Exercise brief:
Below are records; copy every line in them that holds the word "true".

(Page and application data records)
*-*-*

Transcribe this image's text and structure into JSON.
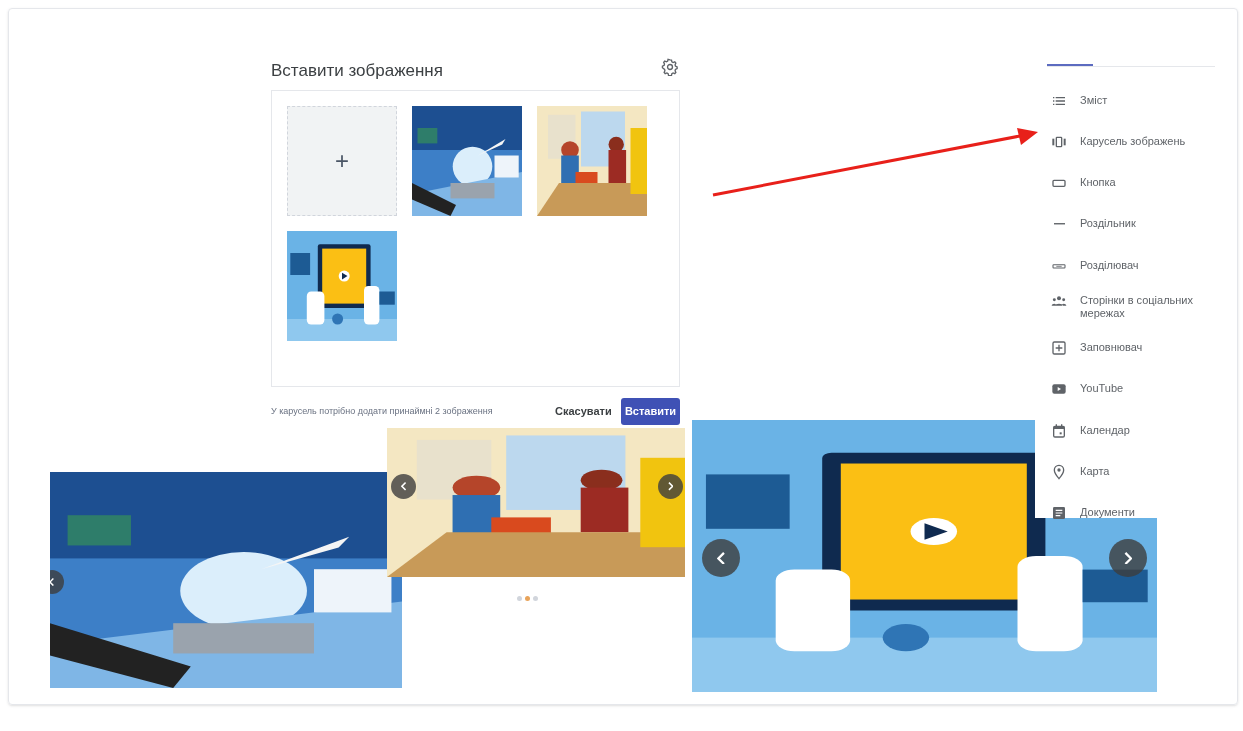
{
  "dialog": {
    "title": "Вставити зображення",
    "add_tile": "+",
    "images": [
      {
        "kind": "picture"
      },
      {
        "kind": "picture"
      },
      {
        "kind": "picture"
      }
    ],
    "hint": "У карусель потрібно додати принаймні 2 зображення",
    "buttons": [
      {
        "label": "Скасувати",
        "kind": "text"
      },
      {
        "label": "Вставити",
        "kind": "primary"
      }
    ]
  },
  "sidebar": {
    "tabs": [
      {
        "selected": true
      }
    ],
    "items": [
      {
        "kind": "list",
        "label": "Зміст"
      },
      {
        "kind": "carousel",
        "label": "Карусель зображень"
      },
      {
        "kind": "button",
        "label": "Кнопка"
      },
      {
        "kind": "divider",
        "label": "Роздільник"
      },
      {
        "kind": "spacer",
        "label": "Розділювач"
      },
      {
        "kind": "people",
        "label": "Сторінки в соціальних мережах"
      },
      {
        "kind": "placeholder",
        "label": "Заповнювач"
      },
      {
        "kind": "youtube",
        "label": "YouTube"
      },
      {
        "kind": "calendar",
        "label": "Календар"
      },
      {
        "kind": "map",
        "label": "Карта"
      },
      {
        "kind": "docs",
        "label": "Документи"
      }
    ]
  },
  "carousels": [
    {
      "picture": {
        "kind": "picture"
      },
      "arrows": [
        {
          "kind": "prev"
        }
      ]
    },
    {
      "picture": {
        "kind": "picture"
      },
      "arrows": [
        {
          "kind": "prev"
        },
        {
          "kind": "next"
        }
      ],
      "dots": [
        {
          "selected": false
        },
        {
          "selected": true
        },
        {
          "selected": false
        }
      ]
    },
    {
      "picture": {
        "kind": "picture"
      },
      "arrows": [
        {
          "kind": "prev"
        },
        {
          "kind": "next"
        }
      ]
    }
  ],
  "annotation": {
    "kind": "arrow"
  }
}
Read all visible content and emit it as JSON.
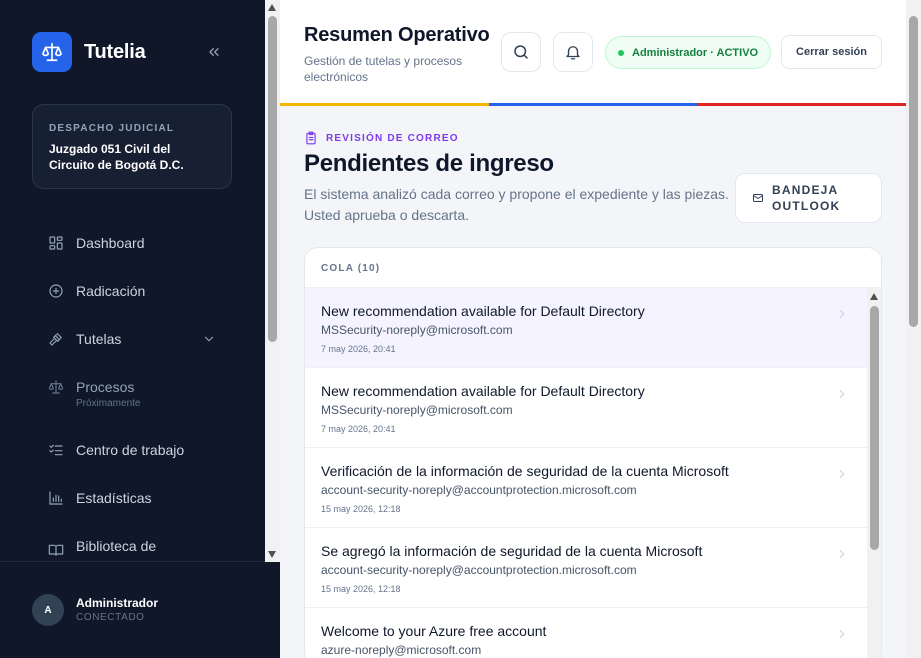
{
  "app": {
    "name": "Tutelia"
  },
  "sidebar": {
    "court": {
      "label": "DESPACHO JUDICIAL",
      "name": "Juzgado 051 Civil del Circuito de Bogotá D.C."
    },
    "items": [
      {
        "label": "Dashboard",
        "icon": "grid-icon"
      },
      {
        "label": "Radicación",
        "icon": "plus-circle-icon"
      },
      {
        "label": "Tutelas",
        "icon": "gavel-icon",
        "has_submenu": true
      },
      {
        "label": "Procesos",
        "icon": "scale-icon",
        "sub": "Próximamente"
      },
      {
        "label": "Centro de trabajo",
        "icon": "checklist-icon"
      },
      {
        "label": "Estadísticas",
        "icon": "bar-chart-icon"
      },
      {
        "label": "Biblioteca de",
        "icon": "book-icon"
      }
    ],
    "user": {
      "initial": "A",
      "name": "Administrador",
      "status": "CONECTADO"
    }
  },
  "header": {
    "title": "Resumen Operativo",
    "subtitle": "Gestión de tutelas y procesos electrónicos",
    "status": "Administrador · ACTIVO",
    "logout": "Cerrar sesión",
    "flag_colors": [
      "#f5b400",
      "#2563eb",
      "#dc2626"
    ],
    "status_color": "#15803d"
  },
  "page": {
    "kicker": "REVISIÓN DE CORREO",
    "title": "Pendientes de ingreso",
    "description": "El sistema analizó cada correo y propone el expediente y las piezas. Usted aprueba o descarta.",
    "outlook_button": "BANDEJA OUTLOOK"
  },
  "queue": {
    "title": "COLA (10)",
    "items": [
      {
        "subject": "New recommendation available for Default Directory",
        "from": "MSSecurity-noreply@microsoft.com",
        "date": "7 may 2026, 20:41",
        "selected": true
      },
      {
        "subject": "New recommendation available for Default Directory",
        "from": "MSSecurity-noreply@microsoft.com",
        "date": "7 may 2026, 20:41",
        "selected": false
      },
      {
        "subject": "Verificación de la información de seguridad de la cuenta Microsoft",
        "from": "account-security-noreply@accountprotection.microsoft.com",
        "date": "15 may 2026, 12:18",
        "selected": false
      },
      {
        "subject": "Se agregó la información de seguridad de la cuenta Microsoft",
        "from": "account-security-noreply@accountprotection.microsoft.com",
        "date": "15 may 2026, 12:18",
        "selected": false
      },
      {
        "subject": "Welcome to your Azure free account",
        "from": "azure-noreply@microsoft.com",
        "date": "",
        "selected": false
      }
    ]
  }
}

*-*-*

Task result:
        "selected": true
          "selected": true
        "has_submenu": true
        "selected": true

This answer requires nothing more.